--- EXERCISE INPUTS Enclosed Below ---

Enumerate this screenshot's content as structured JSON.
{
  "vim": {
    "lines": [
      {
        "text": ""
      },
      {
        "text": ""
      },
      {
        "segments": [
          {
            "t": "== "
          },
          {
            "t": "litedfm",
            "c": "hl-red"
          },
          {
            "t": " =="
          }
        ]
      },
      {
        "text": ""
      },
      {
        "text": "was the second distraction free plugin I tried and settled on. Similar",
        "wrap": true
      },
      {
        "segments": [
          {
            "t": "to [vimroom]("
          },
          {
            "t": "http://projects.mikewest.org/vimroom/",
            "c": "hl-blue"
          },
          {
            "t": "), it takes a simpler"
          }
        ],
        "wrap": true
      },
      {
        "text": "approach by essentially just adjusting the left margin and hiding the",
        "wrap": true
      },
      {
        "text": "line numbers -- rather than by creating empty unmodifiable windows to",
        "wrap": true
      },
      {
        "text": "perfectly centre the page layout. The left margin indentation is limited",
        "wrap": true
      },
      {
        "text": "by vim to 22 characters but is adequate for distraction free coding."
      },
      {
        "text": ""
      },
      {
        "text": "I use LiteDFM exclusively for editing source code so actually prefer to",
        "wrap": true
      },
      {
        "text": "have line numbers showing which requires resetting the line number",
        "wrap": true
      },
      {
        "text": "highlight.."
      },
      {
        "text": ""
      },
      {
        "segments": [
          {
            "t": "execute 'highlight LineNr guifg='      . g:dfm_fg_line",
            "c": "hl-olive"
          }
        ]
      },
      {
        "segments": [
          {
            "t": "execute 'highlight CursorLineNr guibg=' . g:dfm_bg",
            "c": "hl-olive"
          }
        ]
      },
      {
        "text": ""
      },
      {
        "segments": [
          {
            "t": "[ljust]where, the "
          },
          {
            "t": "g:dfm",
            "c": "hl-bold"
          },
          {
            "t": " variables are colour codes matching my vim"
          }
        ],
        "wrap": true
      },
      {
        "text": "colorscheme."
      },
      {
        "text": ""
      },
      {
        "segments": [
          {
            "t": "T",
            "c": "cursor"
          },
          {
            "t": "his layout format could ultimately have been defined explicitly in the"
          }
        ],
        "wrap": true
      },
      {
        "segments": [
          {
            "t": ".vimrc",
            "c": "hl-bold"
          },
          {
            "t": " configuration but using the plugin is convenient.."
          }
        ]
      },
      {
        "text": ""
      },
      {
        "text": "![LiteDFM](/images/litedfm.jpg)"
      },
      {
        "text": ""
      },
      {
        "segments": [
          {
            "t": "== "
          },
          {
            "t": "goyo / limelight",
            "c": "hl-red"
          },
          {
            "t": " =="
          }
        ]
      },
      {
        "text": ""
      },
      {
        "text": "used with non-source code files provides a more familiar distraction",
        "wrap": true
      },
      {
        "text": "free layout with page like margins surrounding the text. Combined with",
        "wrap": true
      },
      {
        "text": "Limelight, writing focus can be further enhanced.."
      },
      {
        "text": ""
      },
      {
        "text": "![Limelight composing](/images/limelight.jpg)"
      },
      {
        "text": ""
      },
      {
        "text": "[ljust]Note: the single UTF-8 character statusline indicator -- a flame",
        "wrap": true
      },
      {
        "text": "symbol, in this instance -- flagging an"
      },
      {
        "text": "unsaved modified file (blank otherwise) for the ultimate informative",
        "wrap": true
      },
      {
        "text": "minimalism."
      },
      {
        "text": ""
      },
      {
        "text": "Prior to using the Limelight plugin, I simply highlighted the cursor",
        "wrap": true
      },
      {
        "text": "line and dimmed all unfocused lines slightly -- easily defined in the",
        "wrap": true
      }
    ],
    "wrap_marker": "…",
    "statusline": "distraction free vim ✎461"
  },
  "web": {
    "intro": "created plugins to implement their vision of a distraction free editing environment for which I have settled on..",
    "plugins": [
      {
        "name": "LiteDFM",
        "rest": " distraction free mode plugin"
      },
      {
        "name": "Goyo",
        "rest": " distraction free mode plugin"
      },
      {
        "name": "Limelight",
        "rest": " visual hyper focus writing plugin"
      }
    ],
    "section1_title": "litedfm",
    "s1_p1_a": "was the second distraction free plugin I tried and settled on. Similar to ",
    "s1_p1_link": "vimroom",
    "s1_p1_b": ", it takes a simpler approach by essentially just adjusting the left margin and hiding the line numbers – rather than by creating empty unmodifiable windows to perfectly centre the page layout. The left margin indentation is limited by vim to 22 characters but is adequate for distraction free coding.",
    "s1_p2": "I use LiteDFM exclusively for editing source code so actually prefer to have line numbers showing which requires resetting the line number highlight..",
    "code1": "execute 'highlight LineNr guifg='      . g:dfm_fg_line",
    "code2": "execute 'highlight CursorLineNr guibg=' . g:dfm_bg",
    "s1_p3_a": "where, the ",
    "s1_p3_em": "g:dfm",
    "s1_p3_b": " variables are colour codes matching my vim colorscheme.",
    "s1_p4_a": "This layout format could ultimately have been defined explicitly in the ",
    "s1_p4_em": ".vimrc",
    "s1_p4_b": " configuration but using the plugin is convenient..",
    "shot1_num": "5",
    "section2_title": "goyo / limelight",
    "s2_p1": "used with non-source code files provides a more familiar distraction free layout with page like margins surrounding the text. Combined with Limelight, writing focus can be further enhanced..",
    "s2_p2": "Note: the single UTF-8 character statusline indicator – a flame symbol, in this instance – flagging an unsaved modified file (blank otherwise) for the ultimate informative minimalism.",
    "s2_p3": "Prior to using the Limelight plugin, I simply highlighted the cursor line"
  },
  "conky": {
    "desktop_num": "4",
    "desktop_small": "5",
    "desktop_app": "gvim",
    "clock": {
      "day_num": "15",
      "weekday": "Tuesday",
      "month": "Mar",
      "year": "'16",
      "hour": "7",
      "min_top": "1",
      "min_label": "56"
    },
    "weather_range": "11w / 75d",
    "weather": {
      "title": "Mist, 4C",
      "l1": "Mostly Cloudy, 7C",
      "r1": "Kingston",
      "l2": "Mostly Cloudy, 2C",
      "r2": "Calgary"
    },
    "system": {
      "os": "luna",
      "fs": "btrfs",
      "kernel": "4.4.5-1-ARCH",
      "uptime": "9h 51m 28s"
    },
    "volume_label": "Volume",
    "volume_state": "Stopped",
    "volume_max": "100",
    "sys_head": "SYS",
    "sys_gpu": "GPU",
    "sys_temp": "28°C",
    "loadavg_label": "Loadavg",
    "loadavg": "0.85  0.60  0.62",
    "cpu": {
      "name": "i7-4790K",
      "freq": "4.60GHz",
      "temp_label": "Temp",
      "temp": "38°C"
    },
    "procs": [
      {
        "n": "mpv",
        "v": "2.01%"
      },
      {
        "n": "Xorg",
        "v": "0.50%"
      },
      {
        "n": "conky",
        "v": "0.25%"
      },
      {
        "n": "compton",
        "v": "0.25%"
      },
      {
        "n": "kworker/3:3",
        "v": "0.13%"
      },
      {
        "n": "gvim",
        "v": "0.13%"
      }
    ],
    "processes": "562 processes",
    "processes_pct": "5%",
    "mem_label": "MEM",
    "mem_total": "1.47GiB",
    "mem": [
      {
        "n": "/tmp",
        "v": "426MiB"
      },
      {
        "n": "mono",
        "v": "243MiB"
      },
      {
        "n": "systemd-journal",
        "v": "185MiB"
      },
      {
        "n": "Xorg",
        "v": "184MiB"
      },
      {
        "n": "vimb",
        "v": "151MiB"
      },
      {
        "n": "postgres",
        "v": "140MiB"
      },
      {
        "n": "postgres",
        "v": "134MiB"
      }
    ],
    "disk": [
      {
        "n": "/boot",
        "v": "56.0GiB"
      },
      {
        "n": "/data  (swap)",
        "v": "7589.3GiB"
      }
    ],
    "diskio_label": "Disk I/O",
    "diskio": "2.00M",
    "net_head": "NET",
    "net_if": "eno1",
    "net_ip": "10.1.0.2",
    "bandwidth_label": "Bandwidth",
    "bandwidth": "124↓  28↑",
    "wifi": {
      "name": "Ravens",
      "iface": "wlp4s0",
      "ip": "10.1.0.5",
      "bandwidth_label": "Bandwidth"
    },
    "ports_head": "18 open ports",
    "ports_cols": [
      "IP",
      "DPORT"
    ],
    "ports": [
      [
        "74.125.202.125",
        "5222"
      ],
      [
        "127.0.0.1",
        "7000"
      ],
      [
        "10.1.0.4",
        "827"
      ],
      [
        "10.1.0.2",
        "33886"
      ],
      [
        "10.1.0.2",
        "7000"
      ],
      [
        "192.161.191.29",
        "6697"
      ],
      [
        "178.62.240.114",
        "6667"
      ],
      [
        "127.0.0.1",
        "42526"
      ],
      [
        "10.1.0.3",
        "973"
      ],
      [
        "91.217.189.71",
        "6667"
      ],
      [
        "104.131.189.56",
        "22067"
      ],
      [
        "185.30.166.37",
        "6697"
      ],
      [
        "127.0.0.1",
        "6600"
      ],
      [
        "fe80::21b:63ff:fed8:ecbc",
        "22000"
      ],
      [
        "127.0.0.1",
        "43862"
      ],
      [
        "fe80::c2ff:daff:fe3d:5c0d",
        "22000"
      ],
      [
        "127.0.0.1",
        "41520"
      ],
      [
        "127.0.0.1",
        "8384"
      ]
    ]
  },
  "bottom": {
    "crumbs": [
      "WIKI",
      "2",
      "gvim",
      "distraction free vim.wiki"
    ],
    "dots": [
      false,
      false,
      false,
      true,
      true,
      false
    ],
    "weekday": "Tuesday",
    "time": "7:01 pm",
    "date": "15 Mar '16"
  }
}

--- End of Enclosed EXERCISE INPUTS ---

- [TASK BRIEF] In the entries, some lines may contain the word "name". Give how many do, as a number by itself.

- [EXERCISE OUTPUT] 5